But can big corporates truly be agile? Or is there rigid structure standing in the way of adopting new trends and best practices? Many leaders of big companies assume that their organizations are too big and too inflexible to be agile, but is this the case? To be able to answer these questions, let’s examine the traits that successful companies have in common that help them gain an edge over their competitors:
An agile approach doesn’t mean dissolving your existing corporate structure, but instead carefully empowering employees to become more involved in day-to-day processes. Forming smaller project teams with clear hierarchy and team leaders who are readily available to help and guide workers, ensures projects are completed on time and within budget. It’s all about eliminating communication barriers to be able to stimulate your employees to unlock their full potential. Another immediate benefit to a team-based approach is the fact that decisions can be made and implemented quickly across multiple sectors.

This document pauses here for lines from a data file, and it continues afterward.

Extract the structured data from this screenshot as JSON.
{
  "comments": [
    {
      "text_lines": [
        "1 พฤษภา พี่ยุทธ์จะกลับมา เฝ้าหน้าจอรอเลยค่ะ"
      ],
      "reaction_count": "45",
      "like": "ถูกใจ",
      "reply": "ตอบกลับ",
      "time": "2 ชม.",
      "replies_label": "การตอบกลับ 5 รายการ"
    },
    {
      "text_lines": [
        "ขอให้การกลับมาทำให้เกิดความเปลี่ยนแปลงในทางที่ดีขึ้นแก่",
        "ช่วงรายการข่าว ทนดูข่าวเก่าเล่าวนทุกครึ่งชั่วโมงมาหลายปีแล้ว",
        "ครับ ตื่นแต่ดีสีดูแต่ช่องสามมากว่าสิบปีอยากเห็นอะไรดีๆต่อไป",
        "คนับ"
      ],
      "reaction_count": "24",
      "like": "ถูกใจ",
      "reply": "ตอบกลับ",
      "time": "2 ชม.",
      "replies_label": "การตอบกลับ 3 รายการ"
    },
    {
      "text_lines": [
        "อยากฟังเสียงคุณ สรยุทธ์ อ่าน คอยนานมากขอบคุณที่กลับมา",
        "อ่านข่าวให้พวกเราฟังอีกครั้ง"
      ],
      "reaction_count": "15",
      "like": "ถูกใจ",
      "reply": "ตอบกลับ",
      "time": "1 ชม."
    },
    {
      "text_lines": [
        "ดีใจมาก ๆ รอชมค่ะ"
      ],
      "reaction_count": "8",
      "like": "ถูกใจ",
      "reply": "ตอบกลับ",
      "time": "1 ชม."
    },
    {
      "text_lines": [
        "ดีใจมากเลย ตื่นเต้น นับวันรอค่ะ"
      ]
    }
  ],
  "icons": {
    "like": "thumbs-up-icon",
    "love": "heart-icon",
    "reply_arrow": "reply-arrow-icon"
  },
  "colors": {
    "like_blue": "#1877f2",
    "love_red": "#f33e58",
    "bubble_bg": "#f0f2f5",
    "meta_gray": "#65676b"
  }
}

Flexible Deployment of Strategies
Many organizations face challenges in adopting agile practices because they seem to conflict with [change] management paradigms. When we look at big corporates that are known for their agility, we immediately notice the non-traditional roles of managers and the fact that employees are given far more autonomy compared to mid-sized businesses. The glue that holds these two seemingly conflicting elements together is strong leadership. This authority is translated to a more casual working environment where workers are encouraged and offered a network of support, rather than assigned tasks at random and pressured for results.
In looking how big corporates adopt an agile approach to dealing with their internal structure and human capital two things stand out from the rest: goal definition and management guidance. There is an ongoing dialogue between employees at different levels of the corporate ladder that’s actively encouraged, which creates an environment of productivity, acceptance and problem-solving.
Change-Defined Business Ecosystems
Agile businesses don’t accept change as a passive component of the modern market; they actively seek and embrace it to target internal channels for improvement. In the context of actively fluctuating trends and consumer sentiment paradigms, it’s becoming apparent that some companies adopt an approach where they either wait it out or passively comply with the pervading trends while other big corporates manage to ride out the trends by scanning the market for opportunities and threats. In doing so, they’re able to stay agile without labeling change as positive or negative in connection with their existing strategies and instead redefine the latter to reflect better consumer needs and expectations.
The advantages of Agile for big corporations are multiple, and the company itself becomes better adjusted to the social construct of today’s market with a management structure that enable insight and ideas among its most valuable capital – the employees. Most of your workers are end users as well, and their sentiment is linked directly to how well a product or service is going to perform. It is a measurement of dexterity for the big corporates whether they can listen to and adopt the invaluable feedback of readily available users and utilize it to their benefit.
Written by Ross Fastuca @Locomote